◆ WHAT YOU NEED TO DO ◆
Whatever appears in the records, write it out again exactly.

◆ RECORDS TO USE ◆
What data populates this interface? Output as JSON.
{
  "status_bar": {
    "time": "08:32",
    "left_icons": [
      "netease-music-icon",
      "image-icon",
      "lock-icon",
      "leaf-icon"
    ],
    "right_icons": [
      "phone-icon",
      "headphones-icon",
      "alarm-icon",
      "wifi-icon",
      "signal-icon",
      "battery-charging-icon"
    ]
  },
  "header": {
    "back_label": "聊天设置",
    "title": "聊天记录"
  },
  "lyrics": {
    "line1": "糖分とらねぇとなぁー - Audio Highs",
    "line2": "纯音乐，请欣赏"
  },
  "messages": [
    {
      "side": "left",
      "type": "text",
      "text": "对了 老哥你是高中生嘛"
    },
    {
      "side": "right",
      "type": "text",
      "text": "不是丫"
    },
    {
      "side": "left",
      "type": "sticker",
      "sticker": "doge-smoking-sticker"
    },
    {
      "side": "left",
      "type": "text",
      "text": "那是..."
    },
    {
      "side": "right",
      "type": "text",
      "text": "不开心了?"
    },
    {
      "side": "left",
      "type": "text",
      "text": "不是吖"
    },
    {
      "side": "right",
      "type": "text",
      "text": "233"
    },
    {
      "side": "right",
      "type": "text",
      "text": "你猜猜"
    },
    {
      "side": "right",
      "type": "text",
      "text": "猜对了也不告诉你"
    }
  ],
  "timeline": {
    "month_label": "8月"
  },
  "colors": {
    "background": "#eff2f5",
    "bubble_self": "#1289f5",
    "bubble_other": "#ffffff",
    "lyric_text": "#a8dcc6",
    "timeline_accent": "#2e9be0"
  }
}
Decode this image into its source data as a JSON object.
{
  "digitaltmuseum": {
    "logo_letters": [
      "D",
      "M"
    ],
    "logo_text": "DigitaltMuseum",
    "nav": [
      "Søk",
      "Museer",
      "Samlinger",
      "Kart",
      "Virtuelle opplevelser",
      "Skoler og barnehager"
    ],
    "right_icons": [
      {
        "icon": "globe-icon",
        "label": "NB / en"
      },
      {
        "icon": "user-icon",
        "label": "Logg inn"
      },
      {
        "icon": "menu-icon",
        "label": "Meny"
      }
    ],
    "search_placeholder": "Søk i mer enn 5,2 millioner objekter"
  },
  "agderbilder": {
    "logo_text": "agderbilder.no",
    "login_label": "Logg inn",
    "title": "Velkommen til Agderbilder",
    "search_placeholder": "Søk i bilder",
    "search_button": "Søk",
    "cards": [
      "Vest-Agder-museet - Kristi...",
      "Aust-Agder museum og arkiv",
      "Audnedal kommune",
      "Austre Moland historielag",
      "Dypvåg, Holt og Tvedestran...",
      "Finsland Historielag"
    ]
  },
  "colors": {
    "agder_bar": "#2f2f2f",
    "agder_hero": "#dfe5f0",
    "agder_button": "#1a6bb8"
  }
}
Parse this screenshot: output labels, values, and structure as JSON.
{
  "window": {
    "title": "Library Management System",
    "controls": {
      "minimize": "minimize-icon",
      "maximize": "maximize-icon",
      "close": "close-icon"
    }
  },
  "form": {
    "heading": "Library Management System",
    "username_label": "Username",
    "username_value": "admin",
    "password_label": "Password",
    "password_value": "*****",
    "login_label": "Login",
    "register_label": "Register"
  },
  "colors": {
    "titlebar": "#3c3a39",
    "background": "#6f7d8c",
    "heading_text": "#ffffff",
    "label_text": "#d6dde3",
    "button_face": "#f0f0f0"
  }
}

◆ RESPONSE TO THE TASK ◆
What data populates this interface? Output as JSON.
{
  "status_bar": {
    "time": "08:32",
    "left_icons": [
      "netease-music-icon",
      "image-icon",
      "lock-icon",
      "leaf-icon"
    ],
    "right_icons": [
      "phone-icon",
      "headphones-icon",
      "alarm-icon",
      "wifi-icon",
      "signal-icon",
      "battery-charging-icon"
    ]
  },
  "header": {
    "back_label": "聊天设置",
    "title": "聊天记录"
  },
  "lyrics": {
    "line1": "糖分とらねぇとなぁー - Audio Highs",
    "line2": "纯音乐，请欣赏"
  },
  "messages": [
    {
      "side": "left",
      "type": "text",
      "text": "对了 老哥你是高中生嘛"
    },
    {
      "side": "right",
      "type": "text",
      "text": "不是丫"
    },
    {
      "side": "left",
      "type": "sticker",
      "sticker": "doge-smoking-sticker"
    },
    {
      "side": "left",
      "type": "text",
      "text": "那是..."
    },
    {
      "side": "right",
      "type": "text",
      "text": "不开心了?"
    },
    {
      "side": "left",
      "type": "text",
      "text": "不是吖"
    },
    {
      "side": "right",
      "type": "text",
      "text": "233"
    },
    {
      "side": "right",
      "type": "text",
      "text": "你猜猜"
    },
    {
      "side": "right",
      "type": "text",
      "text": "猜对了也不告诉你"
    }
  ],
  "timeline": {
    "month_label": "8月"
  },
  "colors": {
    "background": "#eff2f5",
    "bubble_self": "#1289f5",
    "bubble_other": "#ffffff",
    "lyric_text": "#a8dcc6",
    "timeline_accent": "#2e9be0"
  }
}
Decode this image into its source data as a JSON object.
{
  "digitaltmuseum": {
    "logo_letters": [
      "D",
      "M"
    ],
    "logo_text": "DigitaltMuseum",
    "nav": [
      "Søk",
      "Museer",
      "Samlinger",
      "Kart",
      "Virtuelle opplevelser",
      "Skoler og barnehager"
    ],
    "right_icons": [
      {
        "icon": "globe-icon",
        "label": "NB / en"
      },
      {
        "icon": "user-icon",
        "label": "Logg inn"
      },
      {
        "icon": "menu-icon",
        "label": "Meny"
      }
    ],
    "search_placeholder": "Søk i mer enn 5,2 millioner objekter"
  },
  "agderbilder": {
    "logo_text": "agderbilder.no",
    "login_label": "Logg inn",
    "title": "Velkommen til Agderbilder",
    "search_placeholder": "Søk i bilder",
    "search_button": "Søk",
    "cards": [
      "Vest-Agder-museet - Kristi...",
      "Aust-Agder museum og arkiv",
      "Audnedal kommune",
      "Austre Moland historielag",
      "Dypvåg, Holt og Tvedestran...",
      "Finsland Historielag"
    ]
  },
  "colors": {
    "agder_bar": "#2f2f2f",
    "agder_hero": "#dfe5f0",
    "agder_button": "#1a6bb8"
  }
}
Parse this screenshot: output labels, values, and structure as JSON.
{
  "window": {
    "title": "Library Management System",
    "controls": {
      "minimize": "minimize-icon",
      "maximize": "maximize-icon",
      "close": "close-icon"
    }
  },
  "form": {
    "heading": "Library Management System",
    "username_label": "Username",
    "username_value": "admin",
    "password_label": "Password",
    "password_value": "*****",
    "login_label": "Login",
    "register_label": "Register"
  },
  "colors": {
    "titlebar": "#3c3a39",
    "background": "#6f7d8c",
    "heading_text": "#ffffff",
    "label_text": "#d6dde3",
    "button_face": "#f0f0f0"
  }
}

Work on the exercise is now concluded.